DATA SECTION START

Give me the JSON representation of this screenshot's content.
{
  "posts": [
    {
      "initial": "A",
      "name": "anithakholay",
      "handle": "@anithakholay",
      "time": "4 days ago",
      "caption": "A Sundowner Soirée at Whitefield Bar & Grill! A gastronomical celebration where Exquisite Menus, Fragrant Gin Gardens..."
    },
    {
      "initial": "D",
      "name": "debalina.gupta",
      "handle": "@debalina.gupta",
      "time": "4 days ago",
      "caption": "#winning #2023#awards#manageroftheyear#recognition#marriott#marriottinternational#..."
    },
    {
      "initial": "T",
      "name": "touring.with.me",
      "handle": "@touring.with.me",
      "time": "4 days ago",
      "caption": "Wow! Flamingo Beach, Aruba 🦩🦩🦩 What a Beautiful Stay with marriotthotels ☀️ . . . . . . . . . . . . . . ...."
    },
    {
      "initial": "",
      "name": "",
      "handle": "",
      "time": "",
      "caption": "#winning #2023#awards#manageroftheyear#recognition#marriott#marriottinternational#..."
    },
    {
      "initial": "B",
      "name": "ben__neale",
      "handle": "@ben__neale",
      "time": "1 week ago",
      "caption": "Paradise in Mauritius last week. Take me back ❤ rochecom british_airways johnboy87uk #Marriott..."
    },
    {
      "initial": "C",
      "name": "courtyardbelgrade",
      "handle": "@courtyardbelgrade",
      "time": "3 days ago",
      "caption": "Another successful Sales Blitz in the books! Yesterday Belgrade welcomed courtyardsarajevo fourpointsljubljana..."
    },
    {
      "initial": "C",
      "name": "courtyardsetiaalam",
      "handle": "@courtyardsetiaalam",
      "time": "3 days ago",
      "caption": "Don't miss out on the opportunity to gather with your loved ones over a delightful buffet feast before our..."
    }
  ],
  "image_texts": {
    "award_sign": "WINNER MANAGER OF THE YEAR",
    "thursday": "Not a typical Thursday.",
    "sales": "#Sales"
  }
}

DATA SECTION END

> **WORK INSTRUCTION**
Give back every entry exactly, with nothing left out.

> **COMPLETED TASK**
Give me the JSON representation of this screenshot's content.
{
  "posts": [
    {
      "initial": "A",
      "name": "anithakholay",
      "handle": "@anithakholay",
      "time": "4 days ago",
      "caption": "A Sundowner Soirée at Whitefield Bar & Grill! A gastronomical celebration where Exquisite Menus, Fragrant Gin Gardens..."
    },
    {
      "initial": "D",
      "name": "debalina.gupta",
      "handle": "@debalina.gupta",
      "time": "4 days ago",
      "caption": "#winning #2023#awards#manageroftheyear#recognition#marriott#marriottinternational#..."
    },
    {
      "initial": "T",
      "name": "touring.with.me",
      "handle": "@touring.with.me",
      "time": "4 days ago",
      "caption": "Wow! Flamingo Beach, Aruba 🦩🦩🦩 What a Beautiful Stay with marriotthotels ☀️ . . . . . . . . . . . . . . ...."
    },
    {
      "initial": "",
      "name": "",
      "handle": "",
      "time": "",
      "caption": "#winning #2023#awards#manageroftheyear#recognition#marriott#marriottinternational#..."
    },
    {
      "initial": "B",
      "name": "ben__neale",
      "handle": "@ben__neale",
      "time": "1 week ago",
      "caption": "Paradise in Mauritius last week. Take me back ❤ rochecom british_airways johnboy87uk #Marriott..."
    },
    {
      "initial": "C",
      "name": "courtyardbelgrade",
      "handle": "@courtyardbelgrade",
      "time": "3 days ago",
      "caption": "Another successful Sales Blitz in the books! Yesterday Belgrade welcomed courtyardsarajevo fourpointsljubljana..."
    },
    {
      "initial": "C",
      "name": "courtyardsetiaalam",
      "handle": "@courtyardsetiaalam",
      "time": "3 days ago",
      "caption": "Don't miss out on the opportunity to gather with your loved ones over a delightful buffet feast before our..."
    }
  ],
  "image_texts": {
    "award_sign": "WINNER MANAGER OF THE YEAR",
    "thursday": "Not a typical Thursday.",
    "sales": "#Sales"
  }
}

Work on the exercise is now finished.